Bifacial module yields, manufacturer bankability probing and quality benchmarking strategies have all taken centre stage at this year’s edition of PV ModuleTech in Malaysia.
Operators from the upstream and downstream end of the solar scale descended on the two-day conference this week, organised by PV Tech publisher Solar Media, to check the pulse of a fast-changing PV module landscape.
Developers and EPCs gathered at Penang’s G-Hotel Gurney were offered a window into the financial and manufacturing health of the PV module makers they rely on to equip ever-larger installations, at a time when solar roll-out is booming worldwide.
PV Tech’s Head of Market Research Finlay Colville went on stage on Tuesday morning to introduce the PV ModuleTech Bankability Ratings, the result of five years’ worth of exhaustive data collection and module market research.
Conference attendees were presented with a credit agency-like ranking of the world’s leading module manufacturers, which were assessed based on their manufacturing performance – shipment volumes and other parameters – but also the state of their balance sheet.
The new Bankability Ratings – catering to developers and EPCs working on non-residential 50MW-plus projects in 2020 and 2021 – will help downstream PV players shortlist module suppliers before they resort to expensive third-party due diligence specialists, said Solar Media CEO David Owen.
“We’re trying to encourage a dialogue between developers, EPCs and the technology,” Owen added. “Engaging with module innovation and understanding the product and how it fits with sites will have a huge impact on yields and by extension, financials.”
Realistic yield data to move beyond bifacial hype
PV ModuleTech 2019, the fourth edition of the series, also opened the floor to module makers themselves.
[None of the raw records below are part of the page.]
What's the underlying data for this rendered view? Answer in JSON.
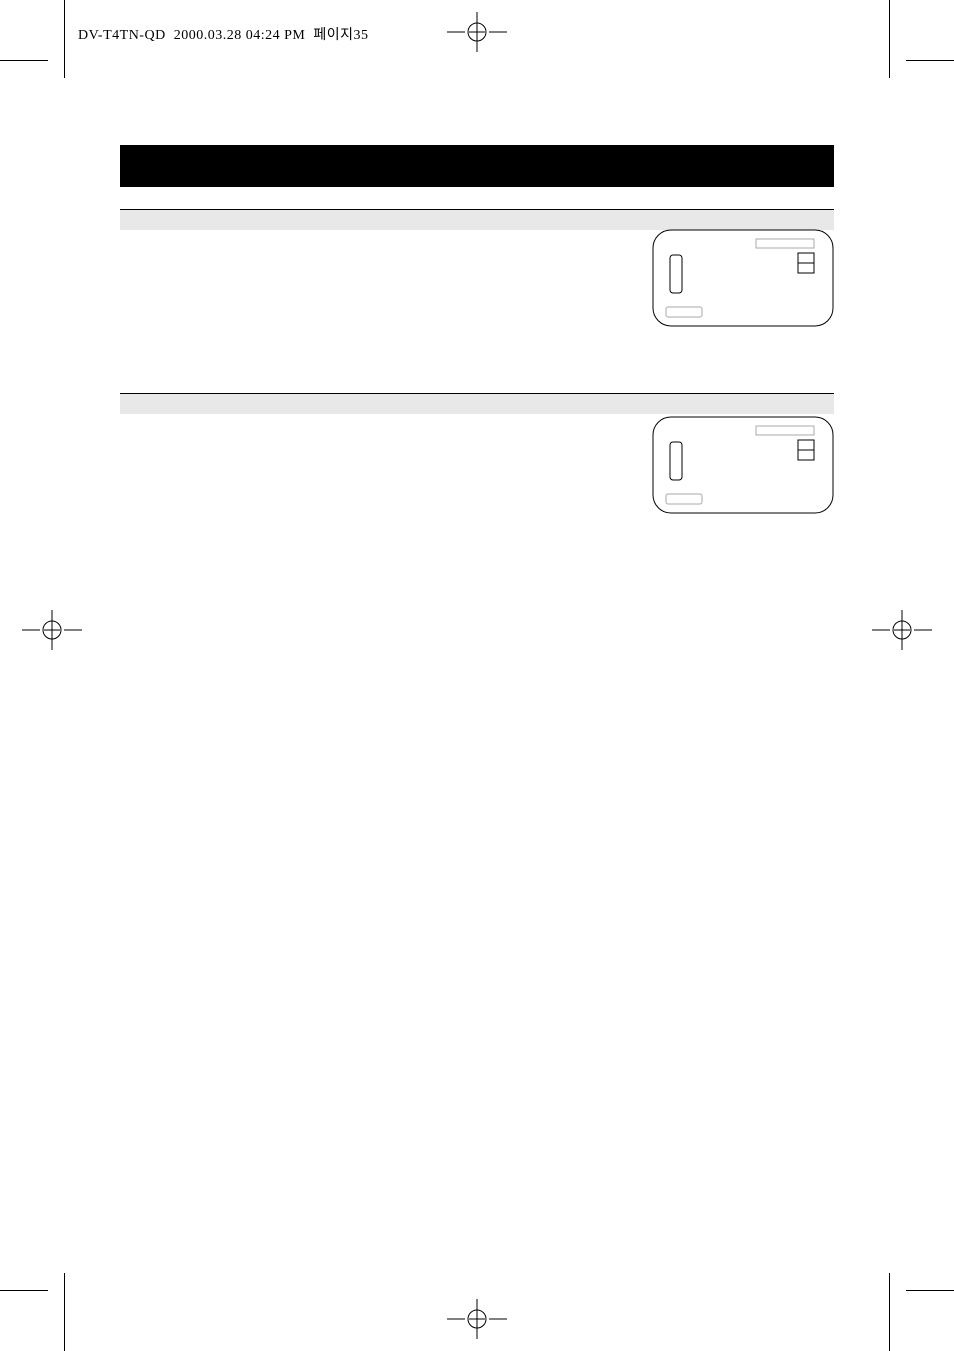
{
  "header": {
    "doc_id": "DV-T4TN-QD",
    "timestamp": "2000.03.28 04:24 PM",
    "page_label": "페이지35"
  }
}
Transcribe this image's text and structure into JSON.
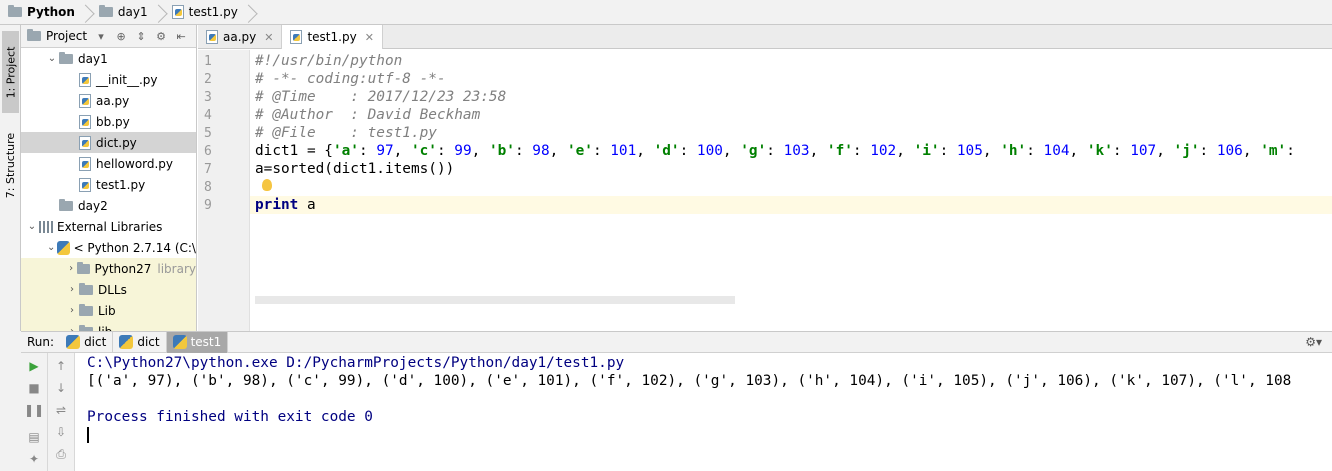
{
  "breadcrumb": {
    "project": "Python",
    "folder": "day1",
    "file": "test1.py"
  },
  "left_strip": {
    "project_tab": "1: Project",
    "structure_tab": "7: Structure"
  },
  "project_panel": {
    "title": "Project",
    "tree": [
      {
        "label": "day1",
        "arrow": "⌄",
        "type": "folder",
        "indent": 1
      },
      {
        "label": "__init__.py",
        "type": "py",
        "indent": 2
      },
      {
        "label": "aa.py",
        "type": "py",
        "indent": 2
      },
      {
        "label": "bb.py",
        "type": "py",
        "indent": 2
      },
      {
        "label": "dict.py",
        "type": "py",
        "indent": 2,
        "selected": true
      },
      {
        "label": "helloword.py",
        "type": "py",
        "indent": 2
      },
      {
        "label": "test1.py",
        "type": "py",
        "indent": 2
      },
      {
        "label": "day2",
        "type": "folder",
        "indent": 1
      },
      {
        "label": "External Libraries",
        "arrow": "⌄",
        "type": "lib",
        "indent": 0
      },
      {
        "label": "< Python 2.7.14 (C:\\",
        "arrow": "⌄",
        "type": "pyenv",
        "indent": 1
      },
      {
        "label": "Python27",
        "extra": "library",
        "arrow": "›",
        "type": "folder",
        "indent": 2,
        "ext": true
      },
      {
        "label": "DLLs",
        "arrow": "›",
        "type": "folder",
        "indent": 2,
        "ext": true
      },
      {
        "label": "Lib",
        "arrow": "›",
        "type": "folder",
        "indent": 2,
        "ext": true
      },
      {
        "label": "lib",
        "arrow": "›",
        "type": "folder",
        "indent": 2,
        "ext": true
      }
    ]
  },
  "editor_tabs": [
    {
      "label": "aa.py",
      "active": false
    },
    {
      "label": "test1.py",
      "active": true
    }
  ],
  "editor": {
    "line_numbers": [
      "1",
      "2",
      "3",
      "4",
      "5",
      "6",
      "7",
      "8",
      "9"
    ],
    "lines": {
      "l1": "#!/usr/bin/python",
      "l2": "# -*- coding:utf-8 -*-",
      "l3": "# @Time    : 2017/12/23 23:58",
      "l4": "# @Author  : David Beckham",
      "l5": "# @File    : test1.py",
      "l6_start": "dict1 = {",
      "l6_pairs": [
        [
          "'a'",
          "97"
        ],
        [
          "'c'",
          "99"
        ],
        [
          "'b'",
          "98"
        ],
        [
          "'e'",
          "101"
        ],
        [
          "'d'",
          "100"
        ],
        [
          "'g'",
          "103"
        ],
        [
          "'f'",
          "102"
        ],
        [
          "'i'",
          "105"
        ],
        [
          "'h'",
          "104"
        ],
        [
          "'k'",
          "107"
        ],
        [
          "'j'",
          "106"
        ],
        [
          "'m'",
          ""
        ]
      ],
      "l7": "a=sorted(dict1.items())",
      "l9_kw": "print",
      "l9_rest": " a"
    }
  },
  "run_panel": {
    "label": "Run:",
    "tabs": [
      {
        "label": "dict",
        "active": false
      },
      {
        "label": "dict",
        "active": false
      },
      {
        "label": "test1",
        "active": true
      }
    ],
    "output": {
      "cmd": "C:\\Python27\\python.exe D:/PycharmProjects/Python/day1/test1.py",
      "result": "[('a', 97), ('b', 98), ('c', 99), ('d', 100), ('e', 101), ('f', 102), ('g', 103), ('h', 104), ('i', 105), ('j', 106), ('k', 107), ('l', 108",
      "finish": "Process finished with exit code 0"
    }
  }
}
First Solar, LONGi Solar, Hanwha Q Cells, Jinko Solar, Jinergy, Seraphim, Risen Energy and Talesun were among those shedding light on their latest product and research milestones.
Conversations on the sidelines of the Penang conference evidenced the scrutiny these firms face over financial decisions is not letting up. A downstream operator shared, for instance, concerns over manufacturers’ increasing propensity to delist from stock exchanges.
Elsewhere on the show, bifacial stole a considerable share of the spotlight. Research heavyweights including the PV Evolution Labs and National Renewable Energy Laboratory went on stage to help fill the information gaps of developers and EPCs contemplating a move to two-sided modules.
At a time of sweeping bifacial boom forecasts – with consultancy Wood Mackenzie predicting the market will surge ten-fold to 21GW by 2024 – various PV ModuleTech speakers tried instead to paint a realistic picture of bifacial yields, based on the real-world performance data emerging so far.
Subsequent talk on the conference floor touched upon the specific markets bifacial will be a better fit with. Some pondered whether two-sided modules could, given their suitability for high-refraction environments, unlock PV growth in Scandinavia and other of the world’s cloudier, snowier regions.
Geopolitics also found their way into the discussions behind the scenes at PV ModuleTech 2019, with questions raised over how the US’ u-turn with Section 201 trade barriers – extending them this month to previously exempt bifacial modules – will impact global module trade flows.
This week’s formal launch of PV ModuleTech Bankability Ratings in Penang came after the system was introduced by Colville over a six-part article series, laying out the steps followed with data collection and the methodology underpinning the metrics.
See here for more information on the agenda, speakers and debate themes of this year’s PV ModuleTech, held in Penang on 22-23 October 2019